Re: Family law reforms will ‘reduce harm,’ Tories say (Oct. 19)
After years of the family law system described as being in a "state of crisis," the proposed family law reforms will "reduce harm"? Why would the family law system be inflicting harm in the first place? Why just reduce harm? Why not eliminate it?
I have great concern that the advisory team consists of eight lawyers and three individuals who do not appear to have experience in this area. Why is there no representation from those whose lives have been "harmed?"
Each year billions of dollars are poured into the divorce industry. It is one of the fastest-growing and most profitable areas of law. It has been described as a system that takes advantage of people at their most vulnerable and destroys men, women and children with little or no regard for doing what is right. Very justifiable reasons for my concern.
There needs to be equal representation from those who have first-hand experience of the devastating effects of our family law system and/or organizations such as Canadian Equal Parenting Council, Lawyers for Shared Parenting and Leading Women for Shared Parenting, not mainly from those who have only benefited from it.
Negotiated in bad faith
Re: Balfour Declaration still felt 100 years later (Oct. 21)
In his attempt to place the Balfour Declaration in a historical context, Allan Levine appears to place the blame for "every military conflict and act of violence" on the fact that the Arabs never accepted the 1947 partition plan and the Jews did.
While this may be factual, it is hardly the most salient of facts. And why won’t the Arabs accept the plan? It gave the Jewish residents of Palestine 55 per cent of the territory even though they owned only six per cent and made up less than one-third of the population.
This was such a sweetheart deal that even David Ben-Gurion, Israel’s founder, said he wouldn’t accept such a deal. "I would not make terms with Israel. That is natural; we have taken their country. They see only one thing: we have come here and stolen their country. Why should they accept that?"
It may also be true that the Arabs wanted sovereignty over all of Palestine and if the British wanted out they should have granted them sovereignty; it was their land, after all.

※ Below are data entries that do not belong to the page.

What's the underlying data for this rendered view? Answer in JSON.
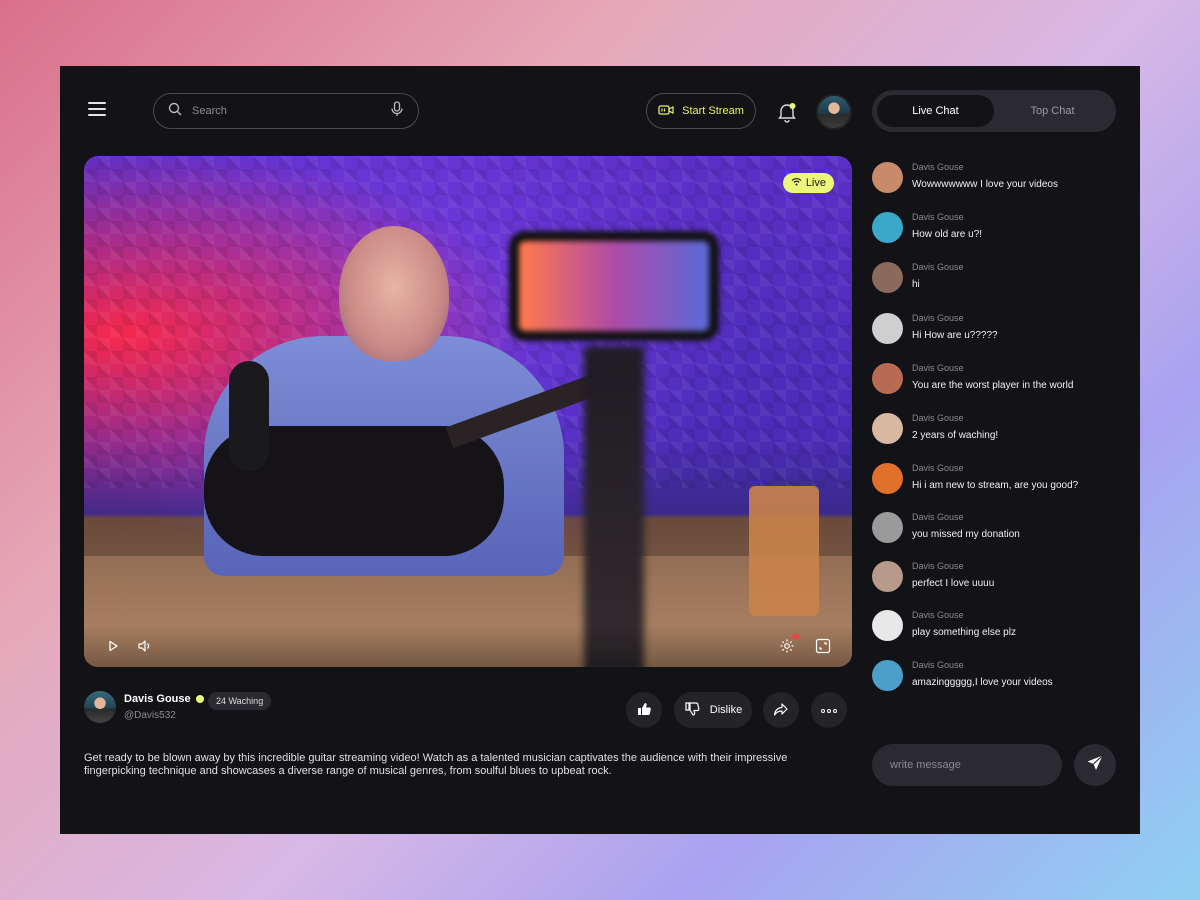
{
  "header": {
    "search_placeholder": "Search",
    "start_stream_label": "Start Stream"
  },
  "video": {
    "live_label": "Live"
  },
  "channel": {
    "name": "Davis Gouse",
    "handle": "@Davis532",
    "watching": "24 Waching",
    "dislike_label": "Dislike",
    "description": "Get ready to be blown away by this incredible guitar streaming video! Watch as a talented musician captivates the audience with their impressive fingerpicking technique and showcases a diverse range of musical genres, from soulful blues to upbeat rock."
  },
  "chat": {
    "tabs": [
      {
        "label": "Live Chat",
        "active": true
      },
      {
        "label": "Top Chat",
        "active": false
      }
    ],
    "messages": [
      {
        "name": "Davis Gouse",
        "text": "Wowwwwwww I love your videos",
        "avatar_color": "#c98a6a"
      },
      {
        "name": "Davis Gouse",
        "text": "How old are u?!",
        "avatar_color": "#3aa8c8"
      },
      {
        "name": "Davis Gouse",
        "text": "hi",
        "avatar_color": "#8a6a5a"
      },
      {
        "name": "Davis Gouse",
        "text": "Hi How are u?????",
        "avatar_color": "#cfcfcf"
      },
      {
        "name": "Davis Gouse",
        "text": "You are the worst player in the world",
        "avatar_color": "#b86a52"
      },
      {
        "name": "Davis Gouse",
        "text": "2 years of waching!",
        "avatar_color": "#d8b8a0"
      },
      {
        "name": "Davis Gouse",
        "text": "Hi i am new  to stream, are you good?",
        "avatar_color": "#e0702a"
      },
      {
        "name": "Davis Gouse",
        "text": "you missed my donation",
        "avatar_color": "#9a9a9a"
      },
      {
        "name": "Davis Gouse",
        "text": "perfect I love uuuu",
        "avatar_color": "#b89a8a"
      },
      {
        "name": "Davis Gouse",
        "text": "play something else plz",
        "avatar_color": "#e8e8e8"
      },
      {
        "name": "Davis Gouse",
        "text": "amazinggggg,I love your videos",
        "avatar_color": "#4aa0c8"
      }
    ],
    "input_placeholder": "write message"
  },
  "colors": {
    "accent": "#e9f77a",
    "panel": "#131217",
    "surface": "#2a2a30"
  }
}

Furthermore, all Israeli actions from 1948 onward, the continued illegal occupation of Palestinian lands following the 1967 Six-Day War, the ongoing building of illegal settlements in the West Bank contrary to the Fourth Geneva Convention, the construction of the "separation wall" on Palestinian land, confirm what Manachem Begin, in a show of brutal honesty, proclaimed at Camp David in 1978 that, "under no condition can a Palestinian state be created."
The salient fact that needs to be learned from the Balfour Declaration is that when foreign powers attempt to give away land that doesn’t belong to them, without the "free prior and informed consent" of those who live on that land, they’d better be prepared for a fight.
Criticism of U.S. misses mark
Re: Questionable victory (Letters, Oct. 21)
Herb Bjarnason’s ill-concealed anti-American rant leads one to believe he’s genuinely perturbed that IS has been routed from its positions in Syria and Iraq and that his understanding of the tactics and consequences of modern warfare is somewhat limited.
When IS was murdering and brutalizing the defenceless civilians of the areas it occupied several years ago, I wonder whether he was exhorting the Canadian government and the UN to send in peacekeepers to stop the carnage.
Did he expect the Iraqi liberating forces to carry out their operations in Raaqa by forgoing U.S. air support and restricting its weaponry to broadswords and crossbows?
No doubt IS would have reciprocated by laying down its AK-47s and machine guns and allowing all non-combatants to evacuate and avoid being caught in the crossfire.
If Bjarnason would examine photos of much larger areas like Stalingrad, Berlin and Tokyo after the Second World War, he’d realize that such widespread devastation has, unfortunately, been typical of current conflicts for the past 75 years or longer.
As for cleaning up the mess left by the battle, why doesn’t he call upon the UN to lend a hand? This would give it a chance to atone for its inane proposal to name a thug like Robert Mugabe as its "goodwill ambassador" for the World Health Organization.